**Data for the task**
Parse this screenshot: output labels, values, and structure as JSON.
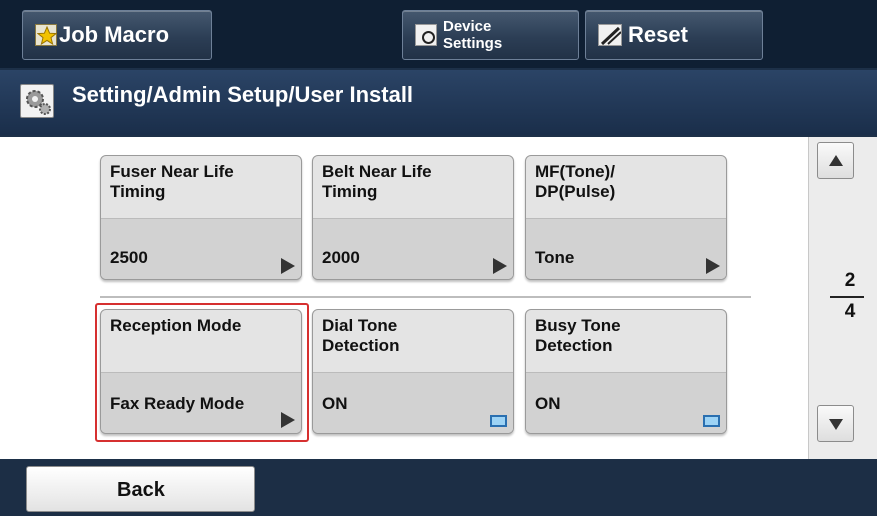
{
  "toolbar": {
    "job_macro_label": "Job Macro",
    "device_settings_line1": "Device",
    "device_settings_line2": "Settings",
    "reset_label": "Reset"
  },
  "title": "Setting/Admin Setup/User Install",
  "tiles": [
    {
      "label_line1": "Fuser Near Life",
      "label_line2": "Timing",
      "value": "2500",
      "indicator": "arrow"
    },
    {
      "label_line1": "Belt Near Life",
      "label_line2": "Timing",
      "value": "2000",
      "indicator": "arrow"
    },
    {
      "label_line1": "MF(Tone)/",
      "label_line2": "DP(Pulse)",
      "value": "Tone",
      "indicator": "arrow"
    },
    {
      "label_line1": "Reception Mode",
      "label_line2": "",
      "value": "Fax Ready Mode",
      "indicator": "arrow",
      "selected": true
    },
    {
      "label_line1": "Dial Tone",
      "label_line2": "Detection",
      "value": "ON",
      "indicator": "checkbox"
    },
    {
      "label_line1": "Busy Tone",
      "label_line2": "Detection",
      "value": "ON",
      "indicator": "checkbox"
    }
  ],
  "pager": {
    "current": "2",
    "total": "4"
  },
  "footer": {
    "back_label": "Back"
  },
  "colors": {
    "selection": "#d63030",
    "checkbox": "#2a6fb0"
  }
}
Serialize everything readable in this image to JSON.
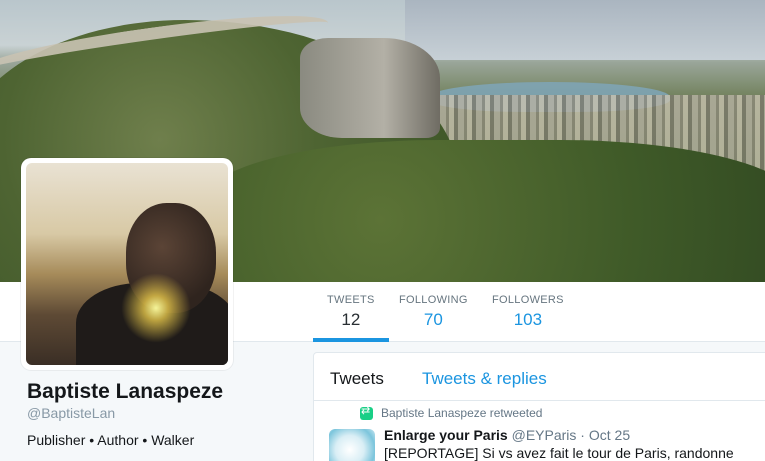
{
  "profile": {
    "name": "Baptiste Lanaspeze",
    "handle": "@BaptisteLan",
    "bio": "Publisher • Author • Walker"
  },
  "stats": [
    {
      "label": "TWEETS",
      "value": "12"
    },
    {
      "label": "FOLLOWING",
      "value": "70"
    },
    {
      "label": "FOLLOWERS",
      "value": "103"
    }
  ],
  "tabs": {
    "tweets": "Tweets",
    "replies": "Tweets & replies"
  },
  "tweet": {
    "retweet_line": "Baptiste Lanaspeze retweeted",
    "author": "Enlarge your Paris",
    "handle": "@EYParis",
    "separator": "·",
    "date": "Oct 25",
    "text": "[REPORTAGE] Si vs avez fait le tour de Paris, randonne"
  },
  "colors": {
    "accent": "#1b95e0",
    "retweet": "#19cf86"
  }
}
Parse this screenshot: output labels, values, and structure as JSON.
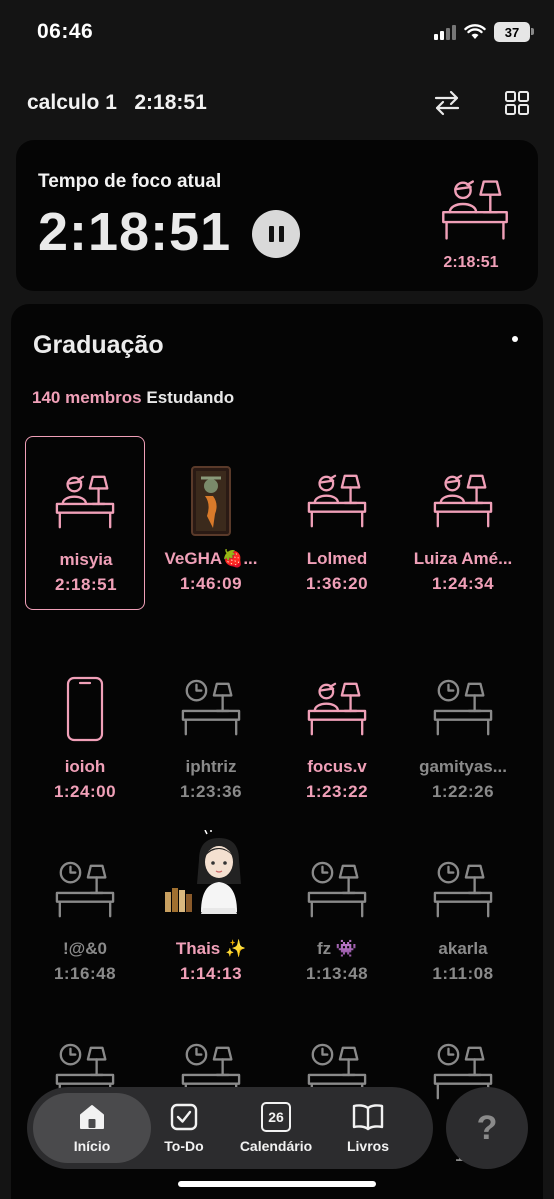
{
  "status_bar": {
    "time": "06:46",
    "battery": "37"
  },
  "header": {
    "title": "calculo 1   2:18:51"
  },
  "focus": {
    "label": "Tempo de foco atual",
    "time": "2:18:51",
    "avatar_time": "2:18:51"
  },
  "group": {
    "title": "Graduação",
    "members_count": "140 membros",
    "members_status": "Estudando"
  },
  "members": [
    {
      "name": "misyia",
      "time": "2:18:51",
      "state": "active",
      "icon": "desk-person-icon",
      "selected": true
    },
    {
      "name": "VeGHA🍓...",
      "time": "1:46:09",
      "state": "active",
      "icon": "photo-avatar-icon"
    },
    {
      "name": "Lolmed",
      "time": "1:36:20",
      "state": "active",
      "icon": "desk-person-icon"
    },
    {
      "name": "Luiza Amé...",
      "time": "1:24:34",
      "state": "active",
      "icon": "desk-person-icon"
    },
    {
      "name": "ioioh",
      "time": "1:24:00",
      "state": "active",
      "icon": "phone-icon"
    },
    {
      "name": "iphtriz",
      "time": "1:23:36",
      "state": "idle",
      "icon": "desk-clock-icon"
    },
    {
      "name": "focus.v",
      "time": "1:23:22",
      "state": "active",
      "icon": "desk-person-icon"
    },
    {
      "name": "gamityas...",
      "time": "1:22:26",
      "state": "idle",
      "icon": "desk-clock-icon"
    },
    {
      "name": "!@&0",
      "time": "1:16:48",
      "state": "idle",
      "icon": "desk-clock-icon"
    },
    {
      "name": "Thais ✨",
      "time": "1:14:13",
      "state": "active",
      "icon": "girl-reading-icon"
    },
    {
      "name": "fz 👾",
      "time": "1:13:48",
      "state": "idle",
      "icon": "desk-clock-icon"
    },
    {
      "name": "akarla",
      "time": "1:11:08",
      "state": "idle",
      "icon": "desk-clock-icon"
    },
    {
      "name": "",
      "time": "",
      "state": "idle",
      "icon": "desk-clock-icon"
    },
    {
      "name": "",
      "time": "",
      "state": "idle",
      "icon": "desk-clock-icon"
    },
    {
      "name": "",
      "time": "",
      "state": "idle",
      "icon": "desk-clock-icon"
    },
    {
      "name": "@",
      "time": "1:",
      "state": "idle",
      "icon": "desk-clock-icon"
    }
  ],
  "nav": {
    "items": [
      {
        "label": "Início",
        "icon": "home-icon"
      },
      {
        "label": "To-Do",
        "icon": "checkbox-icon"
      },
      {
        "label": "Calendário",
        "icon": "calendar-icon",
        "badge": "26"
      },
      {
        "label": "Livros",
        "icon": "book-icon"
      }
    ],
    "help": "?"
  },
  "colors": {
    "accent": "#f0a0b8",
    "idle": "#8a8a8a",
    "background": "#141414",
    "card": "#050505"
  }
}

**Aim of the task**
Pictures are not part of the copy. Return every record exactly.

**Your solution**
Parse this screenshot: output labels, values, and structure as JSON.
{
  "toolbar": {
    "job_macro_label": "Job Macro",
    "device_settings_line1": "Device",
    "device_settings_line2": "Settings",
    "reset_label": "Reset"
  },
  "title": "Setting/Admin Setup/User Install",
  "tiles": [
    {
      "label_line1": "Fuser Near Life",
      "label_line2": "Timing",
      "value": "2500",
      "indicator": "arrow"
    },
    {
      "label_line1": "Belt Near Life",
      "label_line2": "Timing",
      "value": "2000",
      "indicator": "arrow"
    },
    {
      "label_line1": "MF(Tone)/",
      "label_line2": "DP(Pulse)",
      "value": "Tone",
      "indicator": "arrow"
    },
    {
      "label_line1": "Reception Mode",
      "label_line2": "",
      "value": "Fax Ready Mode",
      "indicator": "arrow",
      "selected": true
    },
    {
      "label_line1": "Dial Tone",
      "label_line2": "Detection",
      "value": "ON",
      "indicator": "checkbox"
    },
    {
      "label_line1": "Busy Tone",
      "label_line2": "Detection",
      "value": "ON",
      "indicator": "checkbox"
    }
  ],
  "pager": {
    "current": "2",
    "total": "4"
  },
  "footer": {
    "back_label": "Back"
  },
  "colors": {
    "selection": "#d63030",
    "checkbox": "#2a6fb0"
  }
}
Serialize everything readable in this image to JSON.
{
  "profile": {
    "name": "Baptiste Lanaspeze",
    "handle": "@BaptisteLan",
    "bio": "Publisher • Author • Walker"
  },
  "stats": [
    {
      "label": "TWEETS",
      "value": "12"
    },
    {
      "label": "FOLLOWING",
      "value": "70"
    },
    {
      "label": "FOLLOWERS",
      "value": "103"
    }
  ],
  "tabs": {
    "tweets": "Tweets",
    "replies": "Tweets & replies"
  },
  "tweet": {
    "retweet_line": "Baptiste Lanaspeze retweeted",
    "author": "Enlarge your Paris",
    "handle": "@EYParis",
    "separator": "·",
    "date": "Oct 25",
    "text": "[REPORTAGE] Si vs avez fait le tour de Paris, randonne"
  },
  "colors": {
    "accent": "#1b95e0",
    "retweet": "#19cf86"
  }
}
Parse this screenshot: output labels, values, and structure as JSON.
{
  "status_bar": {
    "time": "06:46",
    "battery": "37"
  },
  "header": {
    "title": "calculo 1   2:18:51"
  },
  "focus": {
    "label": "Tempo de foco atual",
    "time": "2:18:51",
    "avatar_time": "2:18:51"
  },
  "group": {
    "title": "Graduação",
    "members_count": "140 membros",
    "members_status": "Estudando"
  },
  "members": [
    {
      "name": "misyia",
      "time": "2:18:51",
      "state": "active",
      "icon": "desk-person-icon",
      "selected": true
    },
    {
      "name": "VeGHA🍓...",
      "time": "1:46:09",
      "state": "active",
      "icon": "photo-avatar-icon"
    },
    {
      "name": "Lolmed",
      "time": "1:36:20",
      "state": "active",
      "icon": "desk-person-icon"
    },
    {
      "name": "Luiza Amé...",
      "time": "1:24:34",
      "state": "active",
      "icon": "desk-person-icon"
    },
    {
      "name": "ioioh",
      "time": "1:24:00",
      "state": "active",
      "icon": "phone-icon"
    },
    {
      "name": "iphtriz",
      "time": "1:23:36",
      "state": "idle",
      "icon": "desk-clock-icon"
    },
    {
      "name": "focus.v",
      "time": "1:23:22",
      "state": "active",
      "icon": "desk-person-icon"
    },
    {
      "name": "gamityas...",
      "time": "1:22:26",
      "state": "idle",
      "icon": "desk-clock-icon"
    },
    {
      "name": "!@&0",
      "time": "1:16:48",
      "state": "idle",
      "icon": "desk-clock-icon"
    },
    {
      "name": "Thais ✨",
      "time": "1:14:13",
      "state": "active",
      "icon": "girl-reading-icon"
    },
    {
      "name": "fz 👾",
      "time": "1:13:48",
      "state": "idle",
      "icon": "desk-clock-icon"
    },
    {
      "name": "akarla",
      "time": "1:11:08",
      "state": "idle",
      "icon": "desk-clock-icon"
    },
    {
      "name": "",
      "time": "",
      "state": "idle",
      "icon": "desk-clock-icon"
    },
    {
      "name": "",
      "time": "",
      "state": "idle",
      "icon": "desk-clock-icon"
    },
    {
      "name": "",
      "time": "",
      "state": "idle",
      "icon": "desk-clock-icon"
    },
    {
      "name": "@",
      "time": "1:",
      "state": "idle",
      "icon": "desk-clock-icon"
    }
  ],
  "nav": {
    "items": [
      {
        "label": "Início",
        "icon": "home-icon"
      },
      {
        "label": "To-Do",
        "icon": "checkbox-icon"
      },
      {
        "label": "Calendário",
        "icon": "calendar-icon",
        "badge": "26"
      },
      {
        "label": "Livros",
        "icon": "book-icon"
      }
    ],
    "help": "?"
  },
  "colors": {
    "accent": "#f0a0b8",
    "idle": "#8a8a8a",
    "background": "#141414",
    "card": "#050505"
  }
}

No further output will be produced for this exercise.